[WHAT YOU HAVE TO DO]
Without changing anything, copy out each entry.

SUPPLIED MATERIAL: Begin

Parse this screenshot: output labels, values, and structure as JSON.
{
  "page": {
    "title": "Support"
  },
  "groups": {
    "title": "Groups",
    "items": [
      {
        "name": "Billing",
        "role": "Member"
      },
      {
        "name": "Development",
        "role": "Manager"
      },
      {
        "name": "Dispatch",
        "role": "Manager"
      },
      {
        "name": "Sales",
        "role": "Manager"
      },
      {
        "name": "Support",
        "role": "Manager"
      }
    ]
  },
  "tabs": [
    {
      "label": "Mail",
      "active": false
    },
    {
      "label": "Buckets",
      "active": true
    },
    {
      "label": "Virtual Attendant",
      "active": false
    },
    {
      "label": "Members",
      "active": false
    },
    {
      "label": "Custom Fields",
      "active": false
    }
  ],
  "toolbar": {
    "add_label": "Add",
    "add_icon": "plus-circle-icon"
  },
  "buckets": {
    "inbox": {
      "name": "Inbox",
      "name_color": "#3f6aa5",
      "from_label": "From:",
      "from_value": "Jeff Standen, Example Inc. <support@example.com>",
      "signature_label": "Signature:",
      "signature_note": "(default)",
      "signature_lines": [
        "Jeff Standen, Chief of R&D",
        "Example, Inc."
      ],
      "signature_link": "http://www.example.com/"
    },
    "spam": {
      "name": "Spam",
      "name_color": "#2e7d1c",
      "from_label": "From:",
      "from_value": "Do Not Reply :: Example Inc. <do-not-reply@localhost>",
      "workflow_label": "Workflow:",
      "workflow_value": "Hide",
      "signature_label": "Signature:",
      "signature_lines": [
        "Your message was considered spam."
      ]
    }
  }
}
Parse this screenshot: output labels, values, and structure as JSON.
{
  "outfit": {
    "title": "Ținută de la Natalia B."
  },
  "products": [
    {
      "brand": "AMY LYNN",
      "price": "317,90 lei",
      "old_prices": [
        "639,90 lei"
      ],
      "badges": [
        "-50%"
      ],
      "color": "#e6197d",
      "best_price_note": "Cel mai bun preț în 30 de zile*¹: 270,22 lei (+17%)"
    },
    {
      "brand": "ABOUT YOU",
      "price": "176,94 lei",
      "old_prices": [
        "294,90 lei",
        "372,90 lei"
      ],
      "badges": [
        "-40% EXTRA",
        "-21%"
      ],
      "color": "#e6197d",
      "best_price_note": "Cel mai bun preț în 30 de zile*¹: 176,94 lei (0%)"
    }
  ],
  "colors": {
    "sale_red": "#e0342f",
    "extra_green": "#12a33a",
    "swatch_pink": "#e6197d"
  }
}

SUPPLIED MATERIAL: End

[RESPONSE FOR THIS EXERCISE]
Parse this screenshot: output labels, values, and structure as JSON.
{
  "page": {
    "title": "Support"
  },
  "groups": {
    "title": "Groups",
    "items": [
      {
        "name": "Billing",
        "role": "Member"
      },
      {
        "name": "Development",
        "role": "Manager"
      },
      {
        "name": "Dispatch",
        "role": "Manager"
      },
      {
        "name": "Sales",
        "role": "Manager"
      },
      {
        "name": "Support",
        "role": "Manager"
      }
    ]
  },
  "tabs": [
    {
      "label": "Mail",
      "active": false
    },
    {
      "label": "Buckets",
      "active": true
    },
    {
      "label": "Virtual Attendant",
      "active": false
    },
    {
      "label": "Members",
      "active": false
    },
    {
      "label": "Custom Fields",
      "active": false
    }
  ],
  "toolbar": {
    "add_label": "Add",
    "add_icon": "plus-circle-icon"
  },
  "buckets": {
    "inbox": {
      "name": "Inbox",
      "name_color": "#3f6aa5",
      "from_label": "From:",
      "from_value": "Jeff Standen, Example Inc. <support@example.com>",
      "signature_label": "Signature:",
      "signature_note": "(default)",
      "signature_lines": [
        "Jeff Standen, Chief of R&D",
        "Example, Inc."
      ],
      "signature_link": "http://www.example.com/"
    },
    "spam": {
      "name": "Spam",
      "name_color": "#2e7d1c",
      "from_label": "From:",
      "from_value": "Do Not Reply :: Example Inc. <do-not-reply@localhost>",
      "workflow_label": "Workflow:",
      "workflow_value": "Hide",
      "signature_label": "Signature:",
      "signature_lines": [
        "Your message was considered spam."
      ]
    }
  }
}
Parse this screenshot: output labels, values, and structure as JSON.
{
  "outfit": {
    "title": "Ținută de la Natalia B."
  },
  "products": [
    {
      "brand": "AMY LYNN",
      "price": "317,90 lei",
      "old_prices": [
        "639,90 lei"
      ],
      "badges": [
        "-50%"
      ],
      "color": "#e6197d",
      "best_price_note": "Cel mai bun preț în 30 de zile*¹: 270,22 lei (+17%)"
    },
    {
      "brand": "ABOUT YOU",
      "price": "176,94 lei",
      "old_prices": [
        "294,90 lei",
        "372,90 lei"
      ],
      "badges": [
        "-40% EXTRA",
        "-21%"
      ],
      "color": "#e6197d",
      "best_price_note": "Cel mai bun preț în 30 de zile*¹: 176,94 lei (0%)"
    }
  ],
  "colors": {
    "sale_red": "#e0342f",
    "extra_green": "#12a33a",
    "swatch_pink": "#e6197d"
  }
}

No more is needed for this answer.